## What the task requires
Your job is to return each record exactly, minus any pictures.

## Stored data entries
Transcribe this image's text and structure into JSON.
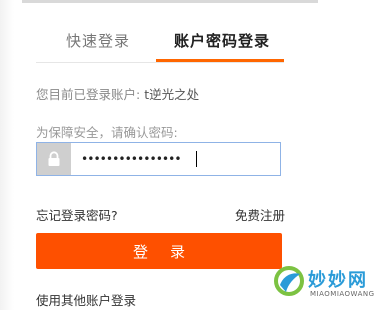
{
  "tabs": [
    {
      "label": "快速登录",
      "active": false
    },
    {
      "label": "账户密码登录",
      "active": true
    }
  ],
  "accent_color": "#fe5000",
  "current_account": {
    "prefix": "您目前已登录账户: ",
    "username": "t逆光之处"
  },
  "password_hint": "为保障安全，请确认密码:",
  "password": {
    "masked_value": "••••••••••••••••",
    "icon": "lock-icon"
  },
  "links": {
    "forgot": "忘记登录密码?",
    "register": "免费注册",
    "other": "使用其他账户登录"
  },
  "login_button": "登录",
  "watermark": {
    "cn": "妙妙网",
    "en": "MIAOMIAOWANG"
  }
}
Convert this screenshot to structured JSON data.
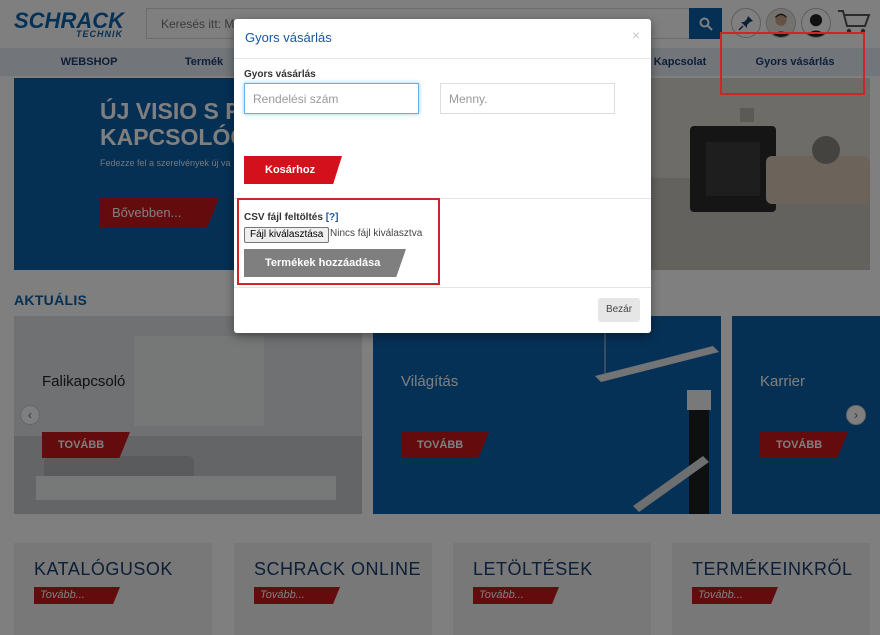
{
  "brand": {
    "logo_main": "SCHRACK",
    "logo_sub": "TECHNIK",
    "accent": "#0a5fa6",
    "red": "#c8161d"
  },
  "search": {
    "placeholder": "Keresés itt: Mi"
  },
  "header_icons": [
    "search-icon",
    "pin-icon",
    "avatar",
    "user-icon",
    "cart-icon"
  ],
  "nav": {
    "items": [
      "WEBSHOP",
      "Termék",
      "Kapcsolat",
      "Gyors vásárlás"
    ]
  },
  "hero": {
    "title": "ÚJ VISIO S FA\nKAPCSOLÓCS",
    "subtitle": "Fedezze fel a szerelvények új va",
    "button": "Bővebben..."
  },
  "aktualis": {
    "heading": "AKTUÁLIS",
    "cards": [
      {
        "label": "Falikapcsoló",
        "button": "TOVÁBB"
      },
      {
        "label": "Világítás",
        "button": "TOVÁBB"
      },
      {
        "label": "Karrier",
        "button": "TOVÁBB"
      }
    ],
    "prev_icon": "chevron-left-icon",
    "next_icon": "chevron-right-icon"
  },
  "tiles": [
    {
      "title": "KATALÓGUSOK",
      "button": "Tovább..."
    },
    {
      "title": "SCHRACK ONLINE",
      "button": "Tovább..."
    },
    {
      "title": "LETÖLTÉSEK",
      "button": "Tovább..."
    },
    {
      "title": "TERMÉKEINKRŐL",
      "button": "Tovább..."
    }
  ],
  "modal": {
    "title": "Gyors vásárlás",
    "close_glyph": "×",
    "section_label": "Gyors vásárlás",
    "order_number_placeholder": "Rendelési szám",
    "quantity_placeholder": "Menny.",
    "add_to_cart": "Kosárhoz",
    "csv_label": "CSV fájl feltöltés",
    "csv_help": "[?]",
    "file_choose": "Fájl kiválasztása",
    "file_status": "Nincs fájl kiválasztva",
    "add_products": "Termékek hozzáadása",
    "close_button": "Bezár"
  }
}
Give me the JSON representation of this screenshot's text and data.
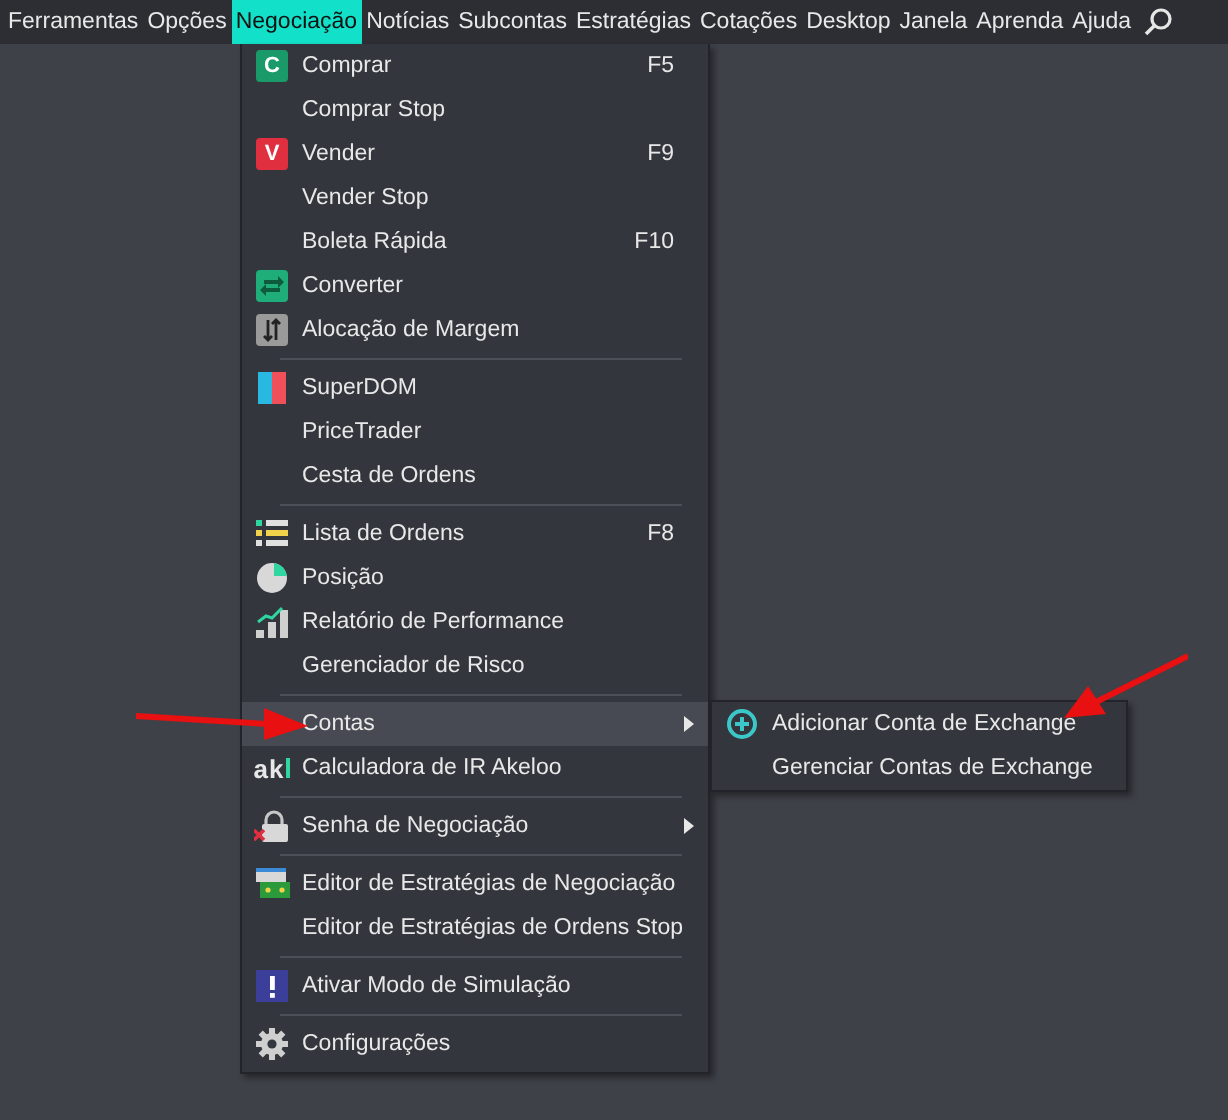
{
  "menubar": {
    "items": [
      {
        "label": "Ferramentas",
        "selected": false
      },
      {
        "label": "Opções",
        "selected": false
      },
      {
        "label": "Negociação",
        "selected": true
      },
      {
        "label": "Notícias",
        "selected": false
      },
      {
        "label": "Subcontas",
        "selected": false
      },
      {
        "label": "Estratégias",
        "selected": false
      },
      {
        "label": "Cotações",
        "selected": false
      },
      {
        "label": "Desktop",
        "selected": false
      },
      {
        "label": "Janela",
        "selected": false
      },
      {
        "label": "Aprenda",
        "selected": false
      },
      {
        "label": "Ajuda",
        "selected": false
      }
    ]
  },
  "menu": {
    "groups": [
      [
        {
          "label": "Comprar",
          "shortcut": "F5",
          "icon_text": "C",
          "selected": false,
          "has_submenu": false
        },
        {
          "label": "Comprar Stop",
          "selected": false,
          "has_submenu": false
        },
        {
          "label": "Vender",
          "shortcut": "F9",
          "icon_text": "V",
          "selected": false,
          "has_submenu": false
        },
        {
          "label": "Vender Stop",
          "selected": false,
          "has_submenu": false
        },
        {
          "label": "Boleta Rápida",
          "shortcut": "F10",
          "selected": false,
          "has_submenu": false
        },
        {
          "label": "Converter",
          "selected": false,
          "has_submenu": false
        },
        {
          "label": "Alocação de Margem",
          "selected": false,
          "has_submenu": false
        }
      ],
      [
        {
          "label": "SuperDOM",
          "selected": false,
          "has_submenu": false
        },
        {
          "label": "PriceTrader",
          "selected": false,
          "has_submenu": false
        },
        {
          "label": "Cesta de Ordens",
          "selected": false,
          "has_submenu": false
        }
      ],
      [
        {
          "label": "Lista de Ordens",
          "shortcut": "F8",
          "selected": false,
          "has_submenu": false
        },
        {
          "label": "Posição",
          "selected": false,
          "has_submenu": false
        },
        {
          "label": "Relatório de Performance",
          "selected": false,
          "has_submenu": false
        },
        {
          "label": "Gerenciador de Risco",
          "selected": false,
          "has_submenu": false
        }
      ],
      [
        {
          "label": "Contas",
          "selected": true,
          "has_submenu": true,
          "children": [
            {
              "label": "Adicionar Conta de Exchange",
              "selected": false
            },
            {
              "label": "Gerenciar Contas de Exchange",
              "selected": false
            }
          ]
        },
        {
          "label": "Calculadora de IR Akeloo",
          "icon_text": "ak",
          "selected": false,
          "has_submenu": false
        }
      ],
      [
        {
          "label": "Senha de Negociação",
          "selected": false,
          "has_submenu": true
        }
      ],
      [
        {
          "label": "Editor de Estratégias de Negociação",
          "selected": false,
          "has_submenu": false
        },
        {
          "label": "Editor de Estratégias de Ordens Stop",
          "selected": false,
          "has_submenu": false
        }
      ],
      [
        {
          "label": "Ativar Modo de Simulação",
          "selected": false,
          "has_submenu": false
        }
      ],
      [
        {
          "label": "Configurações",
          "selected": false,
          "has_submenu": false
        }
      ]
    ]
  },
  "annotations": [
    {
      "kind": "arrow"
    },
    {
      "kind": "arrow"
    }
  ]
}
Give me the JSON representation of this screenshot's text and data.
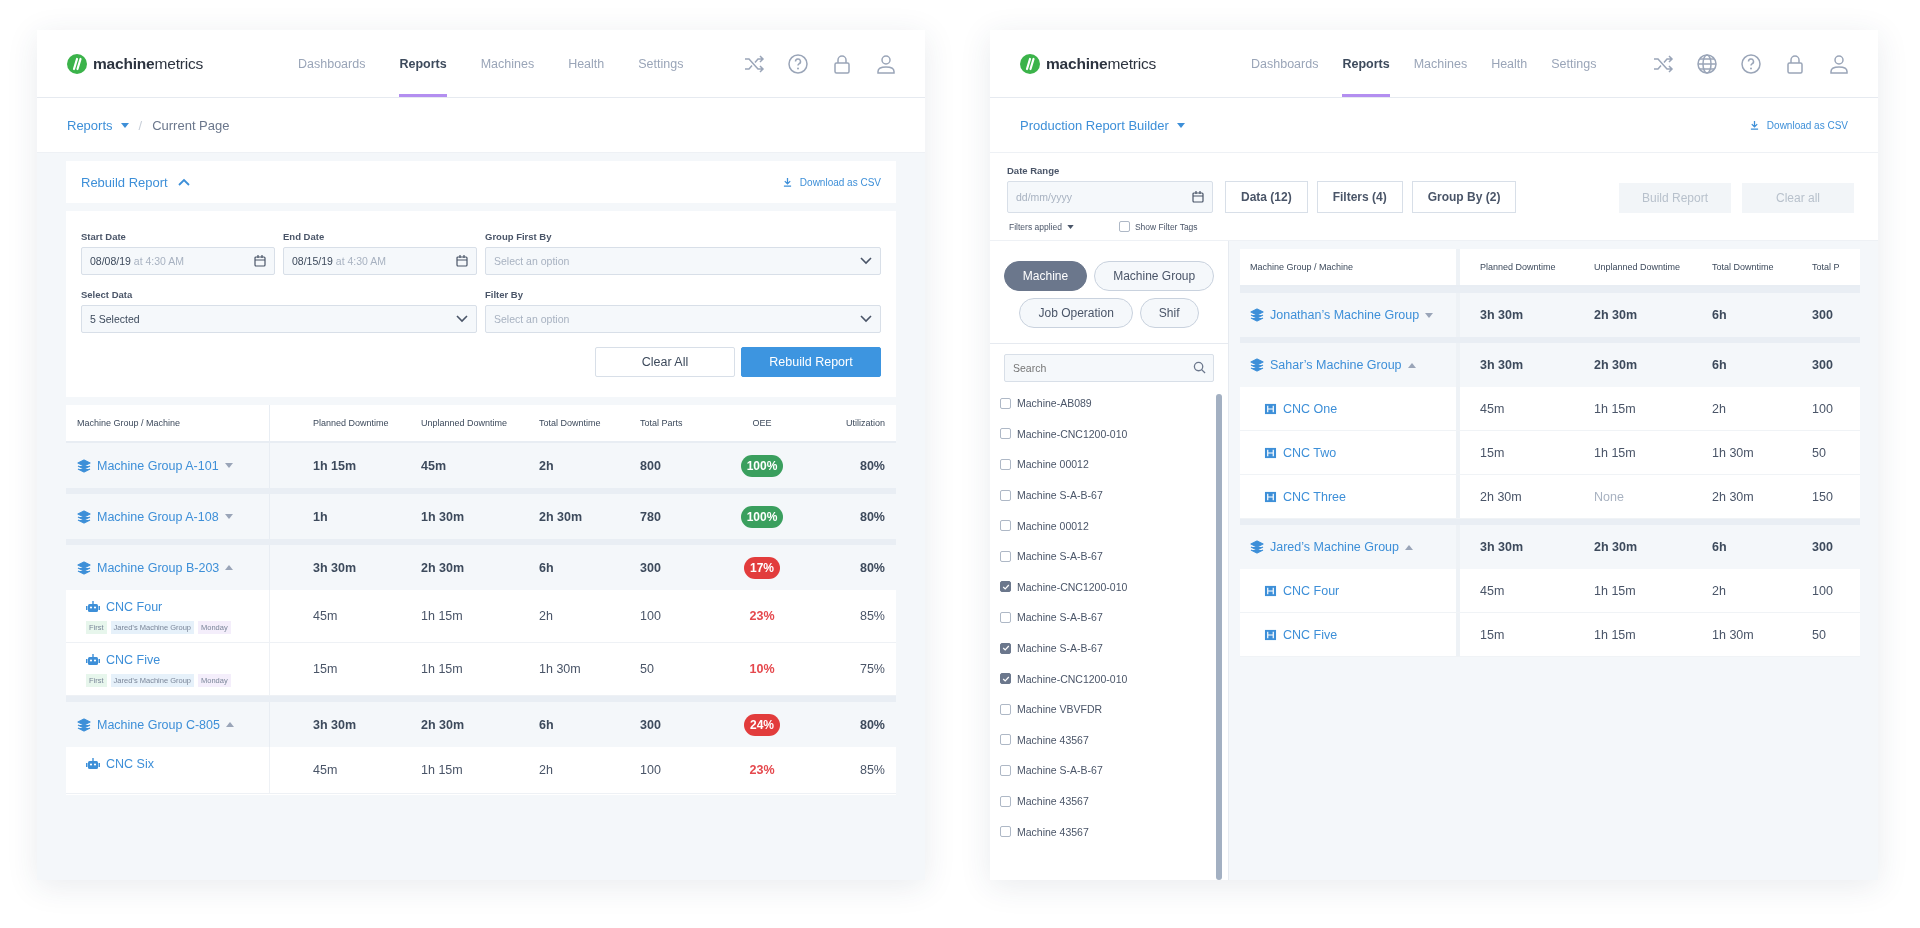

## Expected answer
Transcribe this image's text and structure into JSON.
{
  "tabs": [
    {
      "label": "快速登录",
      "active": false
    },
    {
      "label": "账户密码登录",
      "active": true
    }
  ],
  "accent_color": "#fe5000",
  "current_account": {
    "prefix": "您目前已登录账户: ",
    "username": "t逆光之处"
  },
  "password_hint": "为保障安全，请确认密码:",
  "password": {
    "masked_value": "••••••••••••••••",
    "icon": "lock-icon"
  },
  "links": {
    "forgot": "忘记登录密码?",
    "register": "免费注册",
    "other": "使用其他账户登录"
  },
  "login_button": "登录",
  "watermark": {
    "cn": "妙妙网",
    "en": "MIAOMIAOWANG"
  }
}
Convert this screenshot to structured JSON data.
{
  "brand": {
    "logo_main": "SCHRACK",
    "logo_sub": "TECHNIK",
    "accent": "#0a5fa6",
    "red": "#c8161d"
  },
  "search": {
    "placeholder": "Keresés itt: Mi"
  },
  "header_icons": [
    "search-icon",
    "pin-icon",
    "avatar",
    "user-icon",
    "cart-icon"
  ],
  "nav": {
    "items": [
      "WEBSHOP",
      "Termék",
      "Kapcsolat",
      "Gyors vásárlás"
    ]
  },
  "hero": {
    "title": "ÚJ VISIO S FA\nKAPCSOLÓCS",
    "subtitle": "Fedezze fel a szerelvények új va",
    "button": "Bővebben..."
  },
  "aktualis": {
    "heading": "AKTUÁLIS",
    "cards": [
      {
        "label": "Falikapcsoló",
        "button": "TOVÁBB"
      },
      {
        "label": "Világítás",
        "button": "TOVÁBB"
      },
      {
        "label": "Karrier",
        "button": "TOVÁBB"
      }
    ],
    "prev_icon": "chevron-left-icon",
    "next_icon": "chevron-right-icon"
  },
  "tiles": [
    {
      "title": "KATALÓGUSOK",
      "button": "Tovább..."
    },
    {
      "title": "SCHRACK ONLINE",
      "button": "Tovább..."
    },
    {
      "title": "LETÖLTÉSEK",
      "button": "Tovább..."
    },
    {
      "title": "TERMÉKEINKRŐL",
      "button": "Tovább..."
    }
  ],
  "modal": {
    "title": "Gyors vásárlás",
    "close_glyph": "×",
    "section_label": "Gyors vásárlás",
    "order_number_placeholder": "Rendelési szám",
    "quantity_placeholder": "Menny.",
    "add_to_cart": "Kosárhoz",
    "csv_label": "CSV fájl feltöltés",
    "csv_help": "[?]",
    "file_choose": "Fájl kiválasztása",
    "file_status": "Nincs fájl kiválasztva",
    "add_products": "Termékek hozzáadása",
    "close_button": "Bezár"
  }
}
Give me the JSON representation of this screenshot's text and data.
{
  "menubar": {
    "items": [
      {
        "label": "Ferramentas",
        "selected": false
      },
      {
        "label": "Opções",
        "selected": false
      },
      {
        "label": "Negociação",
        "selected": true
      },
      {
        "label": "Notícias",
        "selected": false
      },
      {
        "label": "Subcontas",
        "selected": false
      },
      {
        "label": "Estratégias",
        "selected": false
      },
      {
        "label": "Cotações",
        "selected": false
      },
      {
        "label": "Desktop",
        "selected": false
      },
      {
        "label": "Janela",
        "selected": false
      },
      {
        "label": "Aprenda",
        "selected": false
      },
      {
        "label": "Ajuda",
        "selected": false
      }
    ]
  },
  "menu": {
    "groups": [
      [
        {
          "label": "Comprar",
          "shortcut": "F5",
          "icon_text": "C",
          "selected": false,
          "has_submenu": false
        },
        {
          "label": "Comprar Stop",
          "selected": false,
          "has_submenu": false
        },
        {
          "label": "Vender",
          "shortcut": "F9",
          "icon_text": "V",
          "selected": false,
          "has_submenu": false
        },
        {
          "label": "Vender Stop",
          "selected": false,
          "has_submenu": false
        },
        {
          "label": "Boleta Rápida",
          "shortcut": "F10",
          "selected": false,
          "has_submenu": false
        },
        {
          "label": "Converter",
          "selected": false,
          "has_submenu": false
        },
        {
          "label": "Alocação de Margem",
          "selected": false,
          "has_submenu": false
        }
      ],
      [
        {
          "label": "SuperDOM",
          "selected": false,
          "has_submenu": false
        },
        {
          "label": "PriceTrader",
          "selected": false,
          "has_submenu": false
        },
        {
          "label": "Cesta de Ordens",
          "selected": false,
          "has_submenu": false
        }
      ],
      [
        {
          "label": "Lista de Ordens",
          "shortcut": "F8",
          "selected": false,
          "has_submenu": false
        },
        {
          "label": "Posição",
          "selected": false,
          "has_submenu": false
        },
        {
          "label": "Relatório de Performance",
          "selected": false,
          "has_submenu": false
        },
        {
          "label": "Gerenciador de Risco",
          "selected": false,
          "has_submenu": false
        }
      ],
      [
        {
          "label": "Contas",
          "selected": true,
          "has_submenu": true,
          "children": [
            {
              "label": "Adicionar Conta de Exchange",
              "selected": false
            },
            {
              "label": "Gerenciar Contas de Exchange",
              "selected": false
            }
          ]
        },
        {
          "label": "Calculadora de IR Akeloo",
          "icon_text": "ak",
          "selected": false,
          "has_submenu": false
        }
      ],
      [
        {
          "label": "Senha de Negociação",
          "selected": false,
          "has_submenu": true
        }
      ],
      [
        {
          "label": "Editor de Estratégias de Negociação",
          "selected": false,
          "has_submenu": false
        },
        {
          "label": "Editor de Estratégias de Ordens Stop",
          "selected": false,
          "has_submenu": false
        }
      ],
      [
        {
          "label": "Ativar Modo de Simulação",
          "selected": false,
          "has_submenu": false
        }
      ],
      [
        {
          "label": "Configurações",
          "selected": false,
          "has_submenu": false
        }
      ]
    ]
  },
  "annotations": [
    {
      "kind": "arrow"
    },
    {
      "kind": "arrow"
    }
  ]
}
Give me the JSON representation of this screenshot's text and data.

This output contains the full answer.